John Grisham is known for his gripping legal thrillers and that reputation is well earned with The Runaway Jury. This is the first book by Grisham I’ve read, but I have seen and really enjoyed The Pelican Brief starring Denzel Washington and Julia Roberts which was adapted from his book of the same name.

The Runaway Jury is a riveting read. Considering it is about a court case and has a lot of characters with the twelve jurors, their family and friends, the lawyers on both sides and the judge and his court staff, it never feels overwhelming or boring. There are a trio of main characters really. Easter, the juror who knows more than he lets on, Marlee, the woman on the outside who appears to be calling the shots, and Rankin Fitch, a consultant for the tobacco companies who is known for using unethical schemes to win trials. These three are the ones who drive the plot forward and the verbal sparring between Marlee and Fitch as they each try and get what they want is brilliant.

The other jurors are featured to varying degrees and each have their own side plots as people with connections to the lawyers put pressure on them through their families to vote a certain way. These characters are juggled very well and while some of them you only spend a few pages with at a time, they all tend to have strong personalities and are easy to distinguish from each other.
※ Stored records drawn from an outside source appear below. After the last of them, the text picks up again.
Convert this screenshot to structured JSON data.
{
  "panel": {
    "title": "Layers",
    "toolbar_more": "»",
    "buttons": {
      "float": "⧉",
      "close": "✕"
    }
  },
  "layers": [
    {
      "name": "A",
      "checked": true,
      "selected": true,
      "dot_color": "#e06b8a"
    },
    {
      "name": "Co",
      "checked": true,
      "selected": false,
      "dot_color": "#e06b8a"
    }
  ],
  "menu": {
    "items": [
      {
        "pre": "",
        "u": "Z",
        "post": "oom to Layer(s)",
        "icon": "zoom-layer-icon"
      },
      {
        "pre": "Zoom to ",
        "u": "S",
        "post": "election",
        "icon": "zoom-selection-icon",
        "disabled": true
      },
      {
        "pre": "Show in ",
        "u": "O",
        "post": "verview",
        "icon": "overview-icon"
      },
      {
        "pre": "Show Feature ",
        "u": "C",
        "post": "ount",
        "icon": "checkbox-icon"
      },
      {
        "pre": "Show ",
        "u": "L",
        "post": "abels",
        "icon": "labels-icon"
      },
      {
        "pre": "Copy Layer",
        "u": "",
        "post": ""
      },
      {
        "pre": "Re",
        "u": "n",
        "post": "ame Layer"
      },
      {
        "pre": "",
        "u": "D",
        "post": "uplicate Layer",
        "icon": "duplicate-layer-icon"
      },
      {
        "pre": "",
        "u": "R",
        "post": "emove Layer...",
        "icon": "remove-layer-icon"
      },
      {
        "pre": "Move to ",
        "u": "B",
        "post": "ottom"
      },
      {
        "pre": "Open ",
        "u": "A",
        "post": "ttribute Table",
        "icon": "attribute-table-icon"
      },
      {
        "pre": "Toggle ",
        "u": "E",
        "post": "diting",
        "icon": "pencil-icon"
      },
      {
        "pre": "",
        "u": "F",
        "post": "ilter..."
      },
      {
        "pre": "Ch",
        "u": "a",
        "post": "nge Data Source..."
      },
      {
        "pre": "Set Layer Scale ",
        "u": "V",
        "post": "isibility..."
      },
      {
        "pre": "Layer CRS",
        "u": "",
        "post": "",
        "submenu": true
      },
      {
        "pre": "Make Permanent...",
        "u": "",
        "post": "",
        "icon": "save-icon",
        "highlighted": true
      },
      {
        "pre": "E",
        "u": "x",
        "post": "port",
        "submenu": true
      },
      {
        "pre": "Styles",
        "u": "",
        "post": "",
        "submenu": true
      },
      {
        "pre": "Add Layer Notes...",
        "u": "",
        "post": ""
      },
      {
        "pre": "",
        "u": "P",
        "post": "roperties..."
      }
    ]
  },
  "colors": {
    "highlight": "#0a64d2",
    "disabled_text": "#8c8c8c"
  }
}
Fitch is the kind of character you love to hate, while Marlee is smart, strong and resourceful. There are so many twists and turns as Easter, Marlee and Fitch try to manipulate one another and everyone around them, but nothing feels unearned or having a twist just for the sake of it. Considering how much legal jargon there is in The Runaway Jury there’s some surprisingly funny moments in it. A lot of that comes from how events are described in a very to the point manner, so the writing almost feels like it has a sardonic sense of humour.

It is funny reading The Runaway Jury over twenty years since it was first published because in some ways it is so incredibly 90s – especially in how it talks about smoking. A lot of the people giving evidence in the case are doctors. The ones on the plaintiff’s side describe in great detail how smoking is bad, causes diseases including cancer, and nicotine is addictive, while the doctors and researchers on the defences side dispute those claims, saving there’s not enough evidence for all that. It’s fascinating that something that is a fact now, smoking can and does kill, was something that was so heavily debated twenty years ago.

The Runaway Jury is a compelling courtroom drama that has humour and suspense in it too. The way all of the characters and plot threads are deftly handled is to be admired and it’ll keep you guessing characters motivations and the outcome of the trial to the end. 5/5.